Some of the loaned items are very expensive, so tracking and prompt return is extremely important as supported by the unique barcode system. If items are returned late, students are fined. In the outside world, daily hire costs would run into £100s or more, so the fines encourage responsible borrowing as well as ensuring items are available for others to use.
It pays off to be creative where you attach the barcodes, so you can checkout items easily that come in cases. You don’t want to dig everything out to reach the barcodes with the scanner. It’s also best not to cover up the make/model with the tag.
Although tiny, SD cards are especially useful to barcode. Film making students often need to hold on to them longer than the rest of the kit, so it’s important they have their own separate barcode. Unfortunately, it isn’t easy because of their size. You have to be extra careful cutting down the barcode label as it won’t scan if a bit of the code has been ‘snipped’! The students are encouraged to hand back everything else as soon as possible– to return the rest of the camera kit for others to use and so it’s no longer their responsibility to keep safe. The student can then go on to use the memory card in the edit suite. They can return it later, renewing it first if necessary.
An organized approach
Leeds Trinity outsource the production of the barcodes, ordering 1500 at a time every few years. You simply advise the last number used to generate the next sequence of codes. It only costs around £160 ($200) each time which lasts years and helps avoid any risk of duplication which would prevent adding new items to the connect2 system. Black asset tags are ordered using the barcodes in batches of 500 at a cost of £150, which lasts around a year. These are tamper proof and include a log number for their AV capital spend record for all portable and fixed equipment.
For smaller items, Leeds Trinity use A4 sheets of unique barcode stickers, each 1 x 3cm big. They laminate and trim them down as much as necessary, leaving enough space for a hole punch to tie onto cables etc with a tiny tie wrap (see photo).
Images left to right: tamper-proof asset tag example; cable barcoded with laminated label and tie wrap; proof that even SD cards are possible to barcode!
If sticking directly to the item, they use ‘magic tape’ over the top to protect it against wear and tear. This way, it doesn’t start peeling off and you would never lose the whole label. It also stops the ink wearing off so they always scan.

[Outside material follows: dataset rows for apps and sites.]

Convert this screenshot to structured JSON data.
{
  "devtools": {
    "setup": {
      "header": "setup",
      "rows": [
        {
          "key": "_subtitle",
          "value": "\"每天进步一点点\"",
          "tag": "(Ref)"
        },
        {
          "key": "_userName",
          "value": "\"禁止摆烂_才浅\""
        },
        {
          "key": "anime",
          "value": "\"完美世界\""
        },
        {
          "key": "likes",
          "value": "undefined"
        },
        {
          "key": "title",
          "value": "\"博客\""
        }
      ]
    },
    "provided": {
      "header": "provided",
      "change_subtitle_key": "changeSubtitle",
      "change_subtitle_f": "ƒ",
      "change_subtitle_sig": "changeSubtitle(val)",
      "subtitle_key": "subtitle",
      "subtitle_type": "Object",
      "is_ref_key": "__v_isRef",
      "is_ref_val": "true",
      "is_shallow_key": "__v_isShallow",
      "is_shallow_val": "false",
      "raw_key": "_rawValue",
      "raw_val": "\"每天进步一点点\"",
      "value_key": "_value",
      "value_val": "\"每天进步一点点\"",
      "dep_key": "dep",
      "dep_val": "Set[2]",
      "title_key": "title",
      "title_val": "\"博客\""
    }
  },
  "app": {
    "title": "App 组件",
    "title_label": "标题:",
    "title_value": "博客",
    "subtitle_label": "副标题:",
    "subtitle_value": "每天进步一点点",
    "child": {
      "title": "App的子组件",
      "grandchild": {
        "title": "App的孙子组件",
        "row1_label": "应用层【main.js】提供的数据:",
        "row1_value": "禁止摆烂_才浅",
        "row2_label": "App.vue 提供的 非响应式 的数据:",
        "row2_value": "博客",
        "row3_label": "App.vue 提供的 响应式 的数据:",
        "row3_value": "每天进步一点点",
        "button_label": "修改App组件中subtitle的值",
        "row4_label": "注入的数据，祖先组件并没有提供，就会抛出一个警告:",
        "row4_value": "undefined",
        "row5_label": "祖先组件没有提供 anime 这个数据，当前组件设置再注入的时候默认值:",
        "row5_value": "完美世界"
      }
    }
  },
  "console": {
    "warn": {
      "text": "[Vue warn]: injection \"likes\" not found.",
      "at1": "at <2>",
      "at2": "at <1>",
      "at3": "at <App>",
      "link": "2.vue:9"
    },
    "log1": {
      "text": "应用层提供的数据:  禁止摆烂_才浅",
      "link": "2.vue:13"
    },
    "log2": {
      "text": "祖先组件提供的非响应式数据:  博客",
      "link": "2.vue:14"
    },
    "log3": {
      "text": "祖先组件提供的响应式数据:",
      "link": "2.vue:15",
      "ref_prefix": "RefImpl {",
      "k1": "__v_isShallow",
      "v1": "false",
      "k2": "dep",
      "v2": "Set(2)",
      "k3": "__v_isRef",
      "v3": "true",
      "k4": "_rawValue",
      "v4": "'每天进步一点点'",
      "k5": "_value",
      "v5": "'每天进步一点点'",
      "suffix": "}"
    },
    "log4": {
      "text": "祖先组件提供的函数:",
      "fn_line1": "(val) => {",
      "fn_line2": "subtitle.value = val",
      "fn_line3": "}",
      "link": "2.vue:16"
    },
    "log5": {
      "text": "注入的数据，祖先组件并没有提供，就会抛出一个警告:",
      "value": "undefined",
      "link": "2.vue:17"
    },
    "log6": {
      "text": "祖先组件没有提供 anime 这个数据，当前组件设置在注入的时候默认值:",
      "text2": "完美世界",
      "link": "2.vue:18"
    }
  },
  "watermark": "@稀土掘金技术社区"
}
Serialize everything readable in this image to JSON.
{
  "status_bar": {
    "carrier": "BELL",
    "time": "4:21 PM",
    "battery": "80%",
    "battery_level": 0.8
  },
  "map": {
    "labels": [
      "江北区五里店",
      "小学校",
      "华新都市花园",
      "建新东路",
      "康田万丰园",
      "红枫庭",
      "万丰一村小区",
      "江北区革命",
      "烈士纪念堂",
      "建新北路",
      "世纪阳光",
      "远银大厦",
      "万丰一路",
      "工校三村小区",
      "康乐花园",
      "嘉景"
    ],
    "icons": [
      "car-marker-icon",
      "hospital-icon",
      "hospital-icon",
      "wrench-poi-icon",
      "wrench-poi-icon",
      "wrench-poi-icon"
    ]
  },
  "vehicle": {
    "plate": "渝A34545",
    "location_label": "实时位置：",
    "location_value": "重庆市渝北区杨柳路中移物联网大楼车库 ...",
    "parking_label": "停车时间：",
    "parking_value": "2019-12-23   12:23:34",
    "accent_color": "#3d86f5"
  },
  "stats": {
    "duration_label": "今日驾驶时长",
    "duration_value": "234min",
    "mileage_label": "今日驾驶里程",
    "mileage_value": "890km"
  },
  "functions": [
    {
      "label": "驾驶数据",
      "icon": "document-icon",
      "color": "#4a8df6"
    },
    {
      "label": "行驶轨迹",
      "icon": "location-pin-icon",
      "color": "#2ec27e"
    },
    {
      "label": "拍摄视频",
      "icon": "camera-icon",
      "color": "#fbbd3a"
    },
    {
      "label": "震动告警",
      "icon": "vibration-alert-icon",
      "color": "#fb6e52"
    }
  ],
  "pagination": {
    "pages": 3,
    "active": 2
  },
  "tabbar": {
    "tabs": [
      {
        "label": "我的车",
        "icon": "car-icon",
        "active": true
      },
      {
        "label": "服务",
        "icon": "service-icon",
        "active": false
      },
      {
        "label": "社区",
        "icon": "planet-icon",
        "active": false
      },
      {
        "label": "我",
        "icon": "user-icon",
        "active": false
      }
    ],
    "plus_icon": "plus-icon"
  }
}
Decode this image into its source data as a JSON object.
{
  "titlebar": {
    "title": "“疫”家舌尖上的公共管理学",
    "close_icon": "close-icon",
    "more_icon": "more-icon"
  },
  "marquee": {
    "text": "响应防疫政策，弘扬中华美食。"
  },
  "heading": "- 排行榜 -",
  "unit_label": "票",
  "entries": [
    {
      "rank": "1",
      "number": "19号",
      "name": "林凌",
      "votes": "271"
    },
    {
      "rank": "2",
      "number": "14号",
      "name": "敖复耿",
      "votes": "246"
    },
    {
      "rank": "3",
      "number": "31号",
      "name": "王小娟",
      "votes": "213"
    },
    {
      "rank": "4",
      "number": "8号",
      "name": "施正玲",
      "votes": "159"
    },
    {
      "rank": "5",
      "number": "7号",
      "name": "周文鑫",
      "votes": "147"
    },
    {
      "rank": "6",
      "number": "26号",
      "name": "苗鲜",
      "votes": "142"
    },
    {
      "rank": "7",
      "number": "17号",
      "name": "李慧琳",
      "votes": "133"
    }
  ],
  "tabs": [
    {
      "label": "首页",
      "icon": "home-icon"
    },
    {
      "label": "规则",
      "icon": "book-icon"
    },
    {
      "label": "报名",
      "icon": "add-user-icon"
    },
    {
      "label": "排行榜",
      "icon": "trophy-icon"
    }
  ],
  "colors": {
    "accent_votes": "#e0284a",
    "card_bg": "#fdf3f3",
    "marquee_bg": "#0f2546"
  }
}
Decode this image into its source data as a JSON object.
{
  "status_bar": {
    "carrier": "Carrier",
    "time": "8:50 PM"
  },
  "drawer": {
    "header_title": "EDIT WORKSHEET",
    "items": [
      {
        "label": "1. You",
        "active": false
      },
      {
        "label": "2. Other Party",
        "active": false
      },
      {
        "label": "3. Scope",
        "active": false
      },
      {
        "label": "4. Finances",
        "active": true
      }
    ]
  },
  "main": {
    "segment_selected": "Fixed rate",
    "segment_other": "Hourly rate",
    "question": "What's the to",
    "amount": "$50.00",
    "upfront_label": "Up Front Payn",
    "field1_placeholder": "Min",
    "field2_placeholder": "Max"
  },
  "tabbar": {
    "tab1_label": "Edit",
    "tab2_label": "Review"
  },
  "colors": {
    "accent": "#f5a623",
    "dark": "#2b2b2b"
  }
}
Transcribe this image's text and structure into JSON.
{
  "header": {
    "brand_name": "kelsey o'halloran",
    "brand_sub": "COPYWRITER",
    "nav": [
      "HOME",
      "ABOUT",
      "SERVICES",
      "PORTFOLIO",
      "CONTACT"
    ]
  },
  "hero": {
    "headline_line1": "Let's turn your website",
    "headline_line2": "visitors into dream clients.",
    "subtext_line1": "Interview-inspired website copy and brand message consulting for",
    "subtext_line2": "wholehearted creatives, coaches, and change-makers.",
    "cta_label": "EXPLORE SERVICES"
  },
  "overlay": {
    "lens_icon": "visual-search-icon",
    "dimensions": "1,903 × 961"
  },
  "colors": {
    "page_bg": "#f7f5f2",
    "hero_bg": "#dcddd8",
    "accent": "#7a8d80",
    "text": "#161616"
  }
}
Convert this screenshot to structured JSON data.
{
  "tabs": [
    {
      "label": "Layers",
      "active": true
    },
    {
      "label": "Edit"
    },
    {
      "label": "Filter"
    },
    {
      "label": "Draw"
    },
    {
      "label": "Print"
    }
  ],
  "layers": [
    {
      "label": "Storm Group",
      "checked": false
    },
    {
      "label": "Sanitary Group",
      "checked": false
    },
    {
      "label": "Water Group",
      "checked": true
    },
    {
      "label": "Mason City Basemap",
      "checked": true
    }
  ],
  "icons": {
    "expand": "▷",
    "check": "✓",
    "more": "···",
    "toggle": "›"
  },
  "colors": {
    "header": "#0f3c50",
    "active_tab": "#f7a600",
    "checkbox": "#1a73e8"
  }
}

Being able to track items and enforce individual responsibility for borrowing is really helping to get items back on time at Leeds Trinity. Previously it wasn’t unusual to have 130-180 items late back. Now 20 is more usual, with all items neatly listed to view each morning in the connect2 dashboard. It’s a system that works well for both students and staff and ensures better availability of equipment all round.
- Barcode everything – it pays off in saved costs and less chasing up
- Barcodes remove the risk of human error for better stock control
- Unique barcodes promote individual responsibility and much fewer lost items
- Avoid obscuring make and model when attaching the labels
- Having all items barcoded for a shoot means post-production items (e.g. SD cards) can be returned later
With thanks to Sean O'Leary, Rowan University and Mark Willett, Leeds Trinity University, for sharing their barcoding experiences for successful inventory management and equipment lending.